Gallit’s Snapshot ISTE Presentation on Genius Hour

On June 29, 2015 I had the pleasure of presenting at ISTE 2015.  ISTE, or the International Society for Technology in Education, puts on a major conference every year. This most recent one was in Philadelphia, PA, and I was so excited to be able to share my Snapshot presentation on Genius Hour there.

TMMT-imageSnapshots presentations are meant to be about 30 minutes long and provide quick overviews, or a snapshot, of an educational topic. I kicked off my presentation by sharing the picture book The Most Magnificent Thing – a great way to introduce students to the idea of independent learning. Then I discussed why Genius Hour is important and how teachers can introduce Genius Hour in their classrooms.

The lovely people at ISTE recorded the session and were kind enough to give us permission to present it here. After you’ve browsed the Genius Hour Guidebook site for a bit, check this out!


ISTE 2015 Annual Conference – Used with permission

Gallit Zvi

Gallit Zvi is a vice principal and teacher in Surrey, BC, Canada who has taught 4th through 7th grade. Gallit has many years of experience mentoring both Teacher Candidates and experienced teachers and has coached many educators as they implement Genius Hour. She has also been a Faculty Associate in the Education Department at Simon Fraser University. Gallit blogs at Technology & Genius Hour: My Journey as a Teacher and Learner.

3 Responses

  1. Chris Pinta says:

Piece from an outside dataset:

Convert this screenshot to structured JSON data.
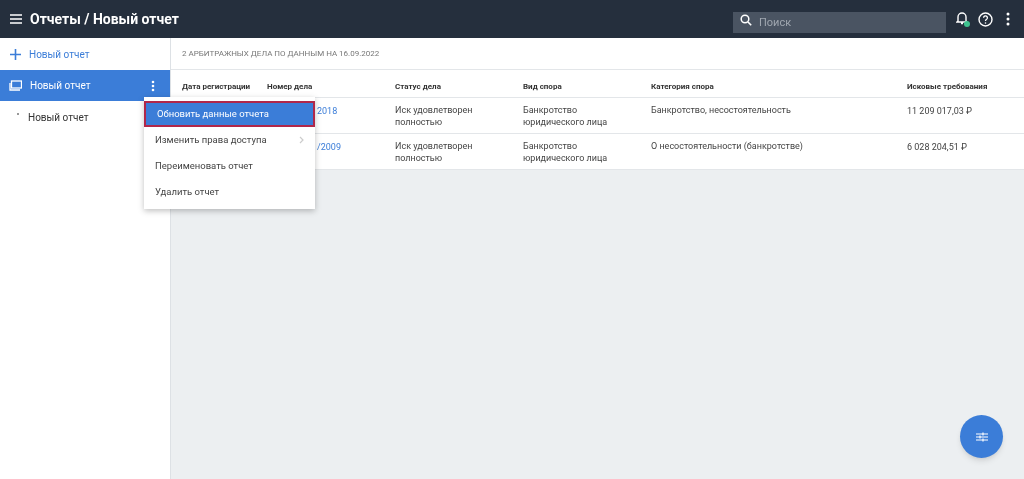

    HI Gallit, watched your ISTE presentation on Genius Hour, loved. I was inspired after reading A.J. Juliani’s book last spring and decided to give GH a try this school year with my sixth grade students. Paul Solarz has been very helpful as I’ve reached out to him a few times. I do use the KWHLAQ and use Trello to help kids organize their thinking, as well as to keep me informed of their activities, however after watching your presentation and perusing your website I’m rethinking as my class moves into round three. I found after completing my second round that I did have students complete a lot earlier than others(as you referenced) and I was stuck trying to push them further, or critique what they did, which isn’t really the goal. As we move into round three this coming week, I’m definitely going to conference again with my class, and try to move them in the directions they feel comfortable going with their genius hour aspirations. Thank you for the inspiration.

  2. Gallit Zvi says:

    Hey Chris,

    Thanks for watching and for commenting! Sorry it took me so long to see this and comment back! Anyway, I know you are doing awesome things (from twitter!)…but what did you decide about Genius Hour? Did you and your students change it up?

    We need an update 🙂


    • Chris Pinta says:

      I definitely changed it and already had two presentations. Students understand that they present when they’re ready; also using they star and polish concept for peer evaluations. Using your presentation expectations from chapter four I put together the rubric I think you’ve seen, shared it with my student’s and used it to provide them with feedback.